Then there was the difficulty of ensemble size and scope.  Sheldon’s vision for the score was symphonic, but our budget and venue only allowed for a 10-piece chamber ensemble.  How could we achieve a sound that lives up to the movie within those limitations?  This we answered by essentially demanding superhuman powers of our players, which makes what they achieved sort of a miracle.  Our horn player, Amparo, due to the blending capabilities of her instrument, was the third voice in not only the brass, but also the string and woodwind sections, so she had to play incredibly challenging music constantly for more than an hour.  Our percussionist, Sharon, had to the do a job intended for four, athletically racing around her claustrophobic set to deliver the exact right sound at the right time.  She even made special tools for the occasion, combining normal drumsticks with mallets and scrapers.  Finally our keyboardist, I-Yun, who was a new addition and had less then a week to study the score, had to be the entire sound of our orchestra, switching patches manically between strings and various synths in order to bolster our otherwise small sound.  We had the absolute best student chamber ensemble for the task, and what they achieved is still incredible to me.

Finally, there is the problem of the story.  The cinematic language of the silent films is often very difficult to understand the perspective of the present.  This was the era in which innovative directors such as Eisenstein (who directed Battleship) were figuring out what it meant to be “cinematic” and not just display a story as if recording a theatrical play.  Hence, a lot of film devices we now take for granted, most conspicuously montage, were still in a slightly awkward, though undeniably exciting and effective, stage of development.  Our goal was to translate that older language in order to make comprehension effortless for the audience by enhancing the drama with music.  Also, the story is unconventional in that there are no main characters, really, and the whole arc can be relayed in a sentence.  This is a film about large movements, and about humanity in general.  The most difficult moments during the writing process came from a lack of understanding of this story.  Personally, learning that telling the story is much more important than writing good music was my most important lesson from this whole process, and maybe from Berklee in general.
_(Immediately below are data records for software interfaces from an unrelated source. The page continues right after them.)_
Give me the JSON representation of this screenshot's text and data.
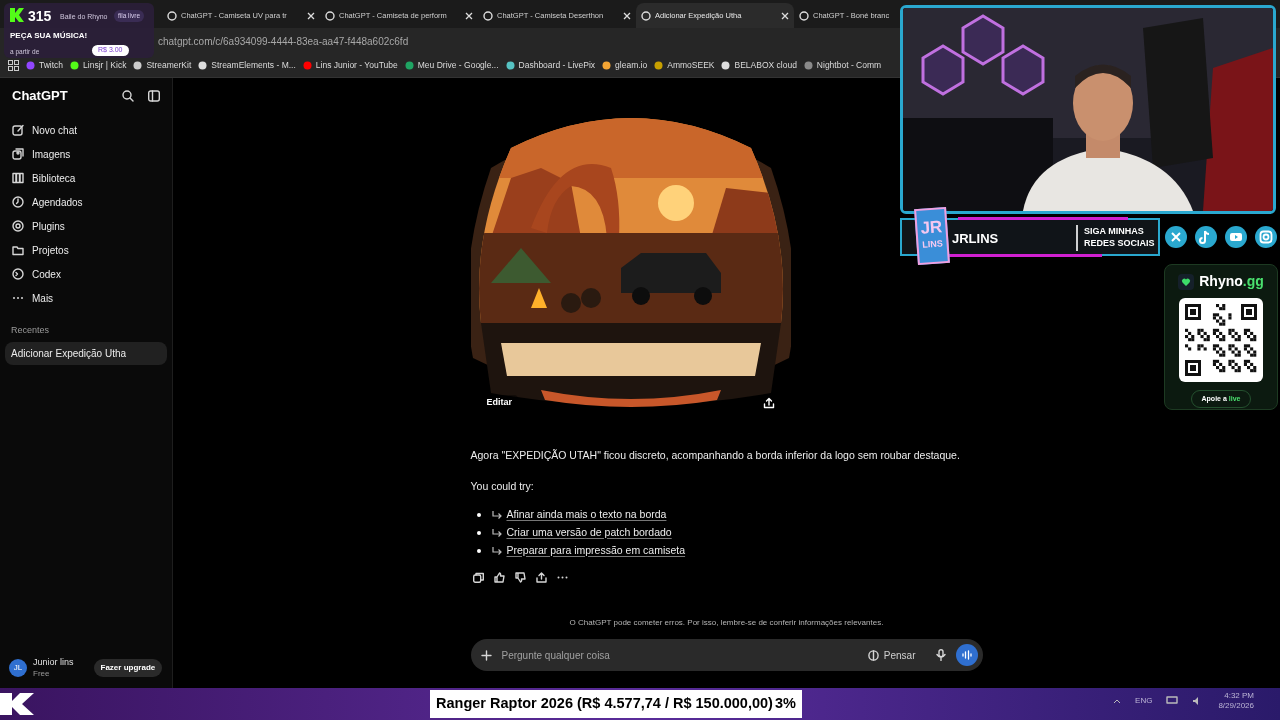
{
  "song_request": {
    "count": "315",
    "title": "Baile do Rhyno",
    "badge": "fila livre",
    "heading": "PEÇA SUA MÚSICA!",
    "price_label": "a partir de",
    "price": "R$ 3.00"
  },
  "browser": {
    "tabs": [
      {
        "title": "ChatGPT - Camiseta UV para tr",
        "selected": false
      },
      {
        "title": "ChatGPT - Camiseta de perform",
        "selected": false
      },
      {
        "title": "ChatGPT - Camiseta Deserthon",
        "selected": false
      },
      {
        "title": "Adicionar Expedição Utha",
        "selected": true
      },
      {
        "title": "ChatGPT - Boné branc",
        "selected": false
      }
    ],
    "address": "chatgpt.com/c/6a934099-4444-83ea-aa47-f448a602c6fd",
    "bookmarks": [
      "Twitch",
      "Linsjr | Kick",
      "StreamerKit",
      "StreamElements - M...",
      "Lins Junior - YouTube",
      "Meu Drive - Google...",
      "Dashboard - LivePix",
      "gleam.io",
      "AmmoSEEK",
      "BELABOX cloud",
      "Nightbot - Comm"
    ]
  },
  "sidebar": {
    "title": "ChatGPT",
    "items": [
      "Novo chat",
      "Imagens",
      "Biblioteca",
      "Agendados",
      "Plugins",
      "Projetos",
      "Codex",
      "Mais"
    ],
    "section": "Recentes",
    "chats": [
      {
        "label": "Adicionar Expedição Utha",
        "selected": true
      }
    ],
    "user": {
      "initials": "JL",
      "name": "Junior lins",
      "plan": "Free"
    },
    "upgrade": "Fazer upgrade"
  },
  "chat": {
    "image_button": "Editar",
    "message": "Agora \"EXPEDIÇÃO UTAH\" ficou discreto, acompanhando a borda inferior da logo sem roubar destaque.",
    "try_label": "You could try:",
    "suggestions": [
      "Afinar ainda mais o texto na borda",
      "Criar uma versão de patch bordado",
      "Preparar para impressão em camiseta"
    ],
    "disclaimer": "O ChatGPT pode cometer erros. Por isso, lembre-se de conferir informações relevantes.",
    "input_placeholder": "Pergunte qualquer coisa",
    "think_button": "Pensar"
  },
  "stream_overlay": {
    "logo": [
      "JR",
      "LINS"
    ],
    "channel": "JRLINS",
    "follow": [
      "SIGA MINHAS",
      "REDES SOCIAIS"
    ],
    "donation": {
      "brand": "Rhyno",
      "brand_suffix": ".gg",
      "button": "Apoie a",
      "button_accent": "live"
    }
  },
  "goal": {
    "text": "Ranger Raptor 2026 (R$ 4.577,74 / R$ 150.000,00)",
    "percent": "3%"
  },
  "taskbar": {
    "language": "ENG",
    "time": "4:32 PM",
    "date": "8/29/2026"
  }
}
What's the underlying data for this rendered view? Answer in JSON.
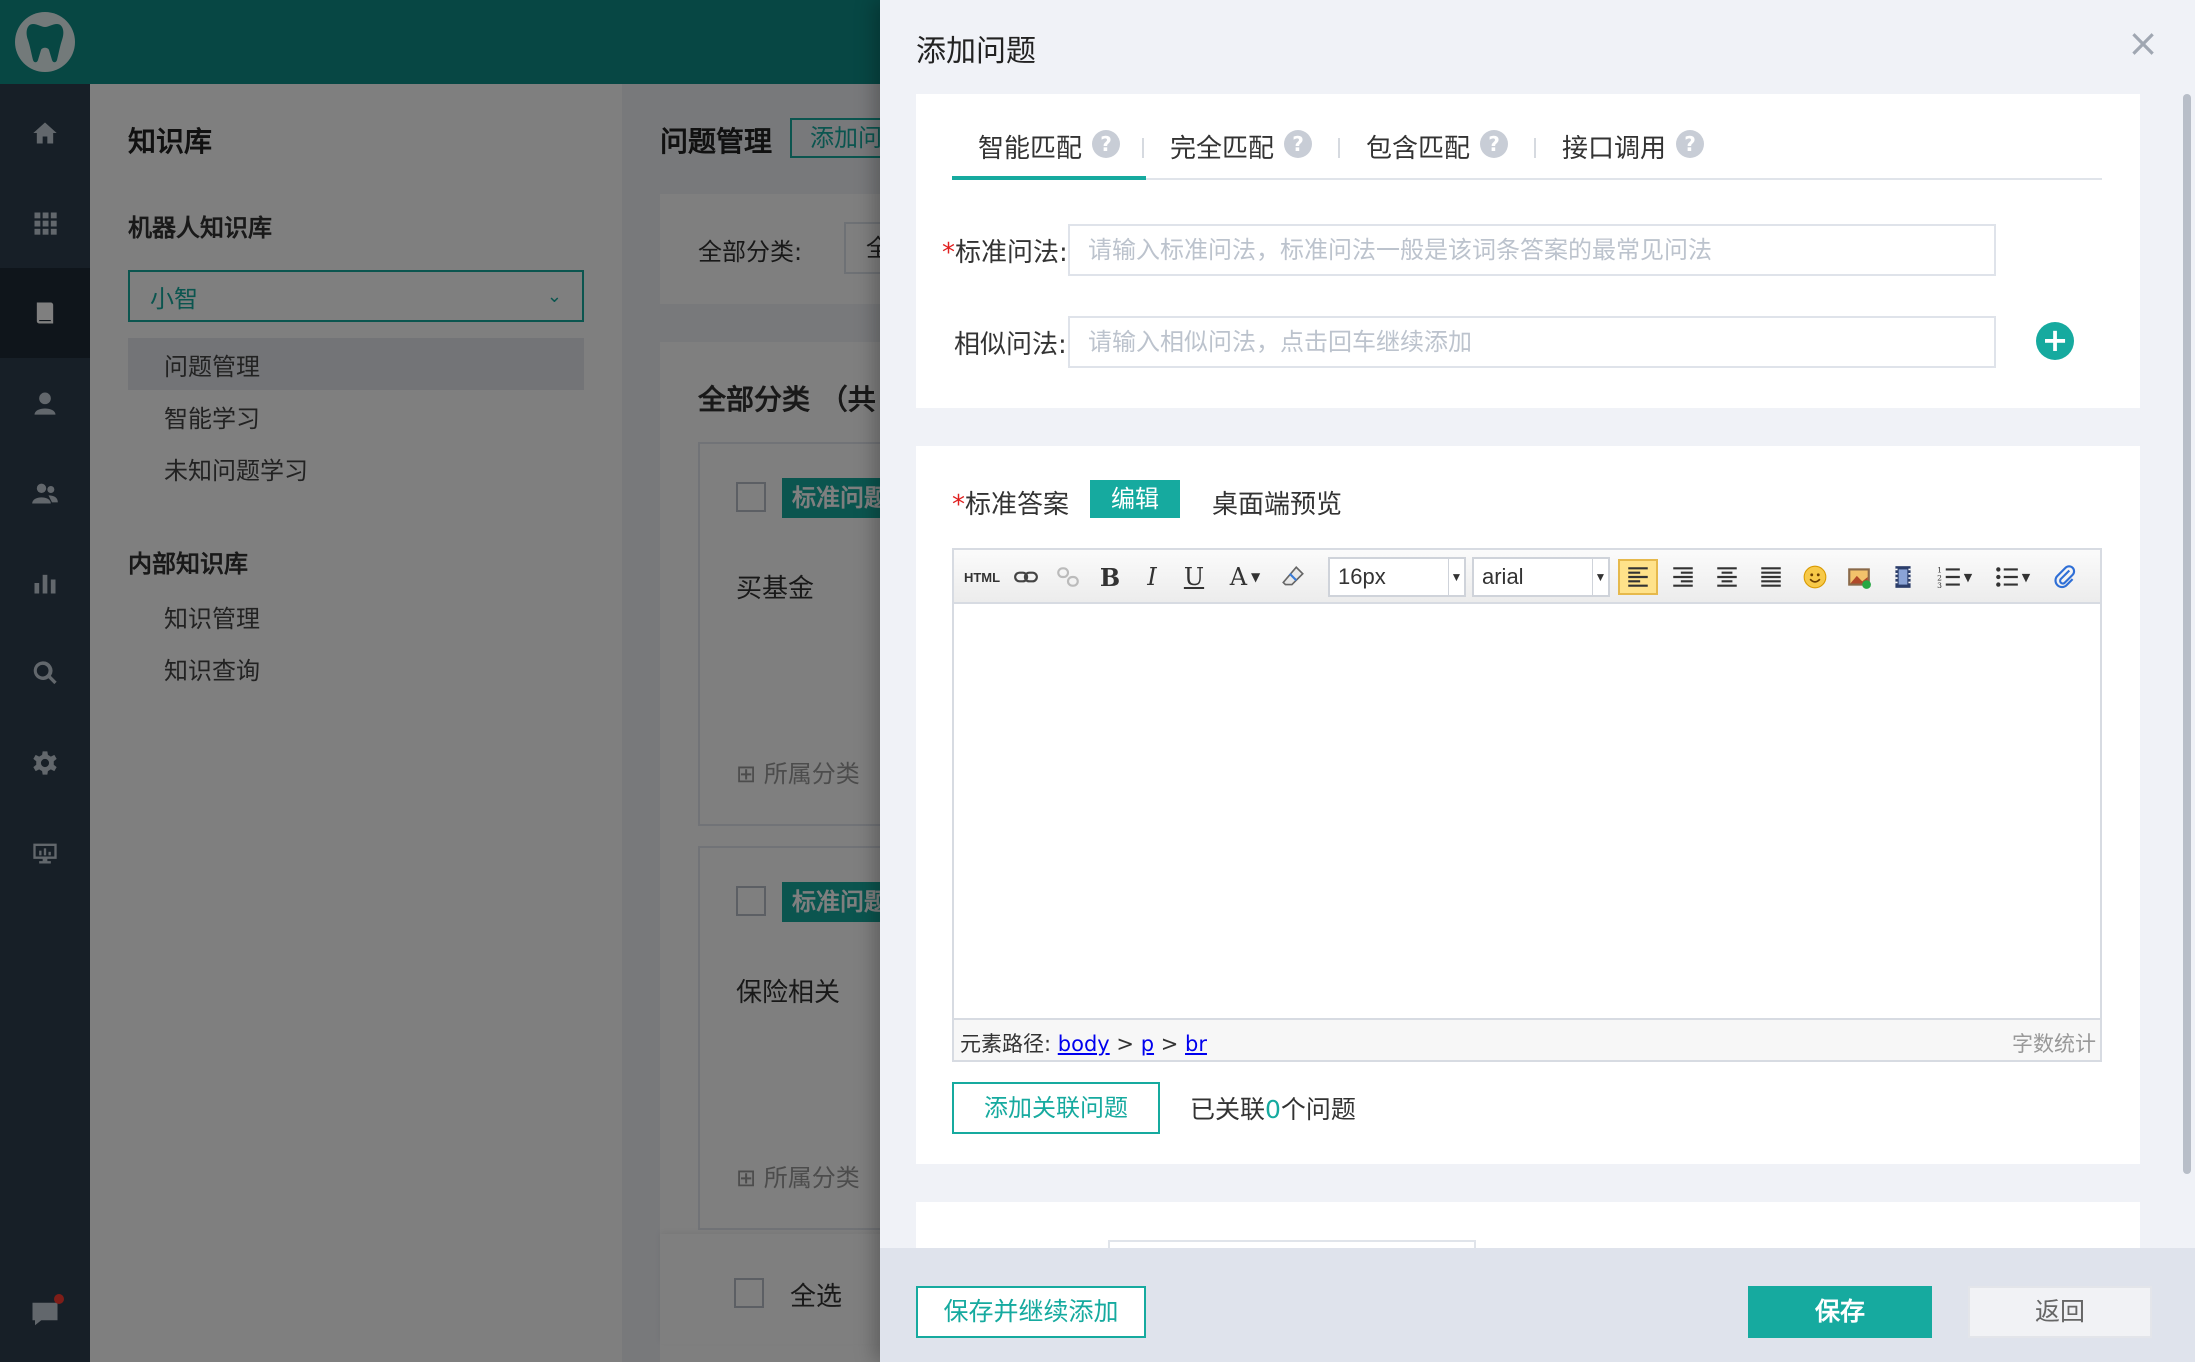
{
  "sidebar_rail": {
    "icons": [
      "tooth-logo-icon",
      "home-icon",
      "grid-icon",
      "book-icon",
      "user-icon",
      "users-icon",
      "bar-chart-icon",
      "search-icon",
      "gear-icon",
      "monitor-icon",
      "chat-icon"
    ]
  },
  "knowledge_sidebar": {
    "title": "知识库",
    "robot_section": "机器人知识库",
    "robot_select": "小智",
    "robot_items": [
      "问题管理",
      "智能学习",
      "未知问题学习"
    ],
    "internal_section": "内部知识库",
    "internal_items": [
      "知识管理",
      "知识查询"
    ]
  },
  "main": {
    "title": "问题管理",
    "add_button": "添加问题",
    "filter_label": "全部分类:",
    "filter_value": "全部",
    "list_header": "全部分类 （共",
    "cards": [
      {
        "tag": "标准问题",
        "question": "买基金",
        "category_label": "所属分类"
      },
      {
        "tag": "标准问题",
        "question": "保险相关",
        "category_label": "所属分类"
      }
    ],
    "select_all": "全选"
  },
  "drawer": {
    "title": "添加问题",
    "close_label": "×",
    "tabs": [
      {
        "label": "智能匹配",
        "active": true
      },
      {
        "label": "完全匹配",
        "active": false
      },
      {
        "label": "包含匹配",
        "active": false
      },
      {
        "label": "接口调用",
        "active": false
      }
    ],
    "help_mark": "?",
    "std_question_label": "标准问法:",
    "std_question_required": "*",
    "std_question_placeholder": "请输入标准问法，标准问法一般是该词条答案的最常见问法",
    "similar_label": "相似问法:",
    "similar_placeholder": "请输入相似问法，点击回车继续添加",
    "add_similar": "+",
    "answer_label": "标准答案",
    "answer_required": "*",
    "edit_tab": "编辑",
    "preview_tab": "桌面端预览",
    "editor": {
      "html_label": "HTML",
      "bold": "B",
      "italic": "I",
      "underline": "U",
      "font_color": "A",
      "font_size": "16px",
      "font_family": "arial",
      "path_label": "元素路径:",
      "path": [
        "body",
        "p",
        "br"
      ],
      "path_sep": ">",
      "word_count": "字数统计"
    },
    "related_button": "添加关联问题",
    "related_prefix": "已关联",
    "related_count": "0",
    "related_suffix": "个问题",
    "save_continue": "保存并继续添加",
    "save": "保存",
    "back": "返回"
  },
  "colors": {
    "accent": "#16aa9f",
    "rail": "#2f3f4e",
    "required": "#e02020"
  }
}
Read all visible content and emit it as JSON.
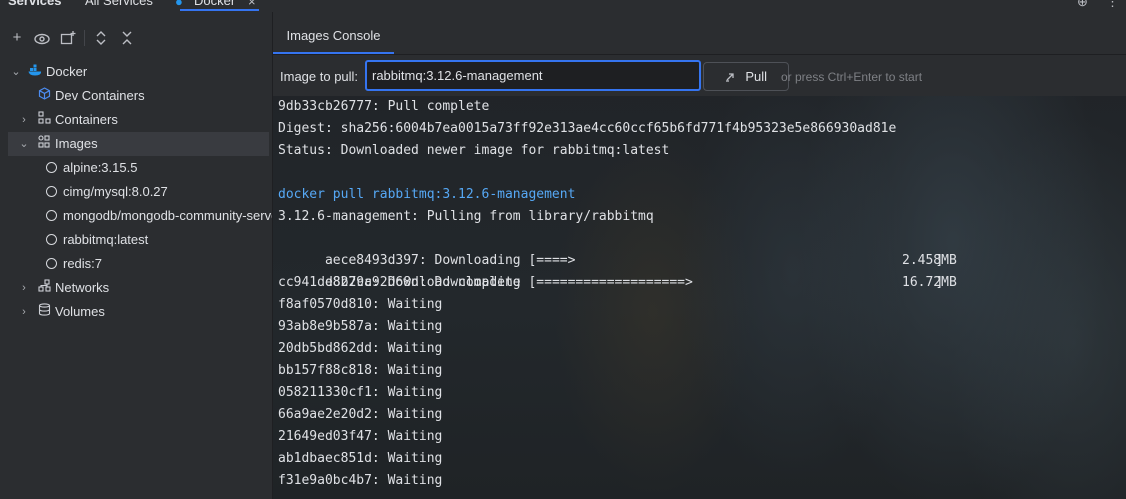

The thing I cherish most about this trip, however is not the lessons that I learned or the enthusiastic reception from the audience.  It was the friendships I made and strengthened.  We left this trip with a handful of inside jokes, from singing the score and inserting our own lyrics to making a full blown plan for a movie starring all the members of the team (think Meet the Parents plus Telemundo).  Accompanying my joy is also a pang of nostalgia, because though I don’t know how I survived the whole process, I feel like I would do it again in an instant.  Luckily for the students at Berklee and the film-lovers in Boston, there will be many more seasons of Scoring the Silents to come!  You can put this spring’s performance on your calender – on May 7th  at Coolidge Corner Theatre, a completely new team assembled by Sheldon will be performing Piccadilly, a thrilling British comedy-drama, stocked with song-and-dance numbers, sex, murder, and a dramatic courtroom climax.  Hope to see you there!

Written by Akhil Gopal (www.akhilgopal.com).  A video of the entire performance is available on the Kennedy Center website at: